Reliable and objective outcome measures to facilitate clinical trials of novel treatments for systemic sclerosis (SS c)–related Raynaud's phenomenon (RP ) are badly needed. Laser speckle contrast imaging (LSCI ) and thermography are noninvasive measures of perfusion that have shown excellent potential. This multicenter study was undertaken to determine the reliability and validity of a hand cold challenge protocol using LSCI , standard thermography, and low‐cost cell phone/mobile phone thermography (henceforth referred to as mobile thermography) in patients with SS c‐related RP .
Patients with RP secondary to SS c were recruited from 6 UK tertiary care centers. The patients underwent cold challenge on 2 consecutive days. Changes in cutaneous blood flow/skin temperature at each visit were imaged simultaneously using LSCI , standard thermography, and mobile thermography. Measurements included area under the curve (AUC ) for reperfusion/rewarming and maximum blood flow rate/skin temperature after rewarming (MAX ). Test–retest reliability was assessed using intraclass correlation coefficients (ICC s). Estimated latent correlations (estimated from multilevel models, taking values between −1 and 1; denoted as rho values) were used to assess the convergent validity of LSCI and thermography.
In total, 159 patients (77% with limited cutaneous SS c) were recruited (84% female, median age 63.3 years). LSCI and standard thermography both had substantial reliability, with ICC s for the reperfusion/rewarming AUC of 0.67 (95% confidence interval [95% CI ] 0.54, 0.76) and 0.68 (95% CI 0.58, 0.80), respectively, and ICC s for the MAX of 0.64 (95% CI 0.52, 0.75) and 0.72 (95% CI 0.64, 0.81), respectively. Very high latent correlations were present for the AUC s of LSCI and thermography (ρ = 0.94; 95% CI 0.87, 1.00) and for the AUC s of standard and mobile thermography (ρ = 0.98; 95% CI 0.94, 1.00).
This is the first multicenter study to examine the reliability and validity of cold challenge using LSCI and thermography in patients with SS c‐related RP . LSCI and thermography both demonstrated good potential as outcome measures.
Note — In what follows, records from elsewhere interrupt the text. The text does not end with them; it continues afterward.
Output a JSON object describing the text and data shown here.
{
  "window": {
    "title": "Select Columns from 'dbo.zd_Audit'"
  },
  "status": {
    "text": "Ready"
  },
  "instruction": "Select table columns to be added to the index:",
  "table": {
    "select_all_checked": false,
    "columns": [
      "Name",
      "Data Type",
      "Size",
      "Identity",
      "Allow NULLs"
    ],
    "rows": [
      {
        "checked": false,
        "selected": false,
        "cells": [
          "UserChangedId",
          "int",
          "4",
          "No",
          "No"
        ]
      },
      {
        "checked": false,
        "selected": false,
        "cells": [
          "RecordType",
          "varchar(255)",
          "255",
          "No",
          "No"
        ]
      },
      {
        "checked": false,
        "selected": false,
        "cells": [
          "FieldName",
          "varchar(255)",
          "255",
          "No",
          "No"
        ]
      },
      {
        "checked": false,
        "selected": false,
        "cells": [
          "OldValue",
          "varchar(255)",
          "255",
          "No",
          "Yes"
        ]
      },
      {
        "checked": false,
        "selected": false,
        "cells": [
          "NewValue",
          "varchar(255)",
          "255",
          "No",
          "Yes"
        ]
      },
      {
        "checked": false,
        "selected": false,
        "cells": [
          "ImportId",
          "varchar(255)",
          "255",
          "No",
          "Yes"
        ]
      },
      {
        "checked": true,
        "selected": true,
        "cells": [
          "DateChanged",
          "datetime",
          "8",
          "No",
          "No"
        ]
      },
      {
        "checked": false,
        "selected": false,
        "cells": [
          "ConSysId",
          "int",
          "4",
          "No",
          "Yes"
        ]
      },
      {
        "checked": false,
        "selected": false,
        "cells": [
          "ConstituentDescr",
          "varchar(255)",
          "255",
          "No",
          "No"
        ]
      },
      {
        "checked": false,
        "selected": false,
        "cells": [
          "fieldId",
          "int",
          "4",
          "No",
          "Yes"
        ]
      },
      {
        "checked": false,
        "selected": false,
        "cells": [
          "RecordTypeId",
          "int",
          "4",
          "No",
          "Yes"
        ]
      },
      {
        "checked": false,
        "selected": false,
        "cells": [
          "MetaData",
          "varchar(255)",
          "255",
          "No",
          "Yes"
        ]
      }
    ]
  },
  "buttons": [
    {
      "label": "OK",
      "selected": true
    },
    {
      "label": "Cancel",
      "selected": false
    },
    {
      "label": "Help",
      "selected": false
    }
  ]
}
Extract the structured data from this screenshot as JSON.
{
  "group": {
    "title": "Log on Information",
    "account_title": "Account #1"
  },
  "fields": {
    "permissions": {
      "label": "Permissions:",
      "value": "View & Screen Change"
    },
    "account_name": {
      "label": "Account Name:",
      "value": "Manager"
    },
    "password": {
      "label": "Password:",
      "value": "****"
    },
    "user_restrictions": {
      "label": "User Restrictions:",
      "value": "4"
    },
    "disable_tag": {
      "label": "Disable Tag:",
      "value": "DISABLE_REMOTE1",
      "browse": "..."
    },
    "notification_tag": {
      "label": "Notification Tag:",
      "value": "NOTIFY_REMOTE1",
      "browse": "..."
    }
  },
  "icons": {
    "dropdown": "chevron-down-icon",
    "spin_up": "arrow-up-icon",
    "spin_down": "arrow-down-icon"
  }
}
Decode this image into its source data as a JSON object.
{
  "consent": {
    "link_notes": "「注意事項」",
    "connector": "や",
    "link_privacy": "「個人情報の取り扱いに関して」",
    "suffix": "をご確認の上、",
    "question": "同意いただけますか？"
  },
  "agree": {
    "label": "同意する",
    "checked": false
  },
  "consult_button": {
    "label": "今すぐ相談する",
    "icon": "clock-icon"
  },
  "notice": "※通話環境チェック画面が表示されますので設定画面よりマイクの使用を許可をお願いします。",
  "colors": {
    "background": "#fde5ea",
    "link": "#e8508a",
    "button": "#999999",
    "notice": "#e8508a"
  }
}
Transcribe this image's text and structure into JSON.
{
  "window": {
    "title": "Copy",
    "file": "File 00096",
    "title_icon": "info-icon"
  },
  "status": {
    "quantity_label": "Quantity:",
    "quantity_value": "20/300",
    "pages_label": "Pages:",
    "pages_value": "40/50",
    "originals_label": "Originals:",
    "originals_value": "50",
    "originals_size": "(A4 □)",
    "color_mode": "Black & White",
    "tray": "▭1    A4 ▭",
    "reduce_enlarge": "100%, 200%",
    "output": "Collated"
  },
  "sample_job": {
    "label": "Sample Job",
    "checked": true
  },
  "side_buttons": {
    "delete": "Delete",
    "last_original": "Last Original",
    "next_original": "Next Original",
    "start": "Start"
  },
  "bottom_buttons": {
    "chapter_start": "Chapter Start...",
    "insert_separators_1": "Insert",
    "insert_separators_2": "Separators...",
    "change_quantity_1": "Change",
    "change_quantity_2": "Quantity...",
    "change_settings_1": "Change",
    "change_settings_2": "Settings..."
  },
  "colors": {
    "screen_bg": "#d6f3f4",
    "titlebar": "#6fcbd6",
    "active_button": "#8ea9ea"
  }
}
LSCI , standard thermography, and mobile thermography had very high convergent validity.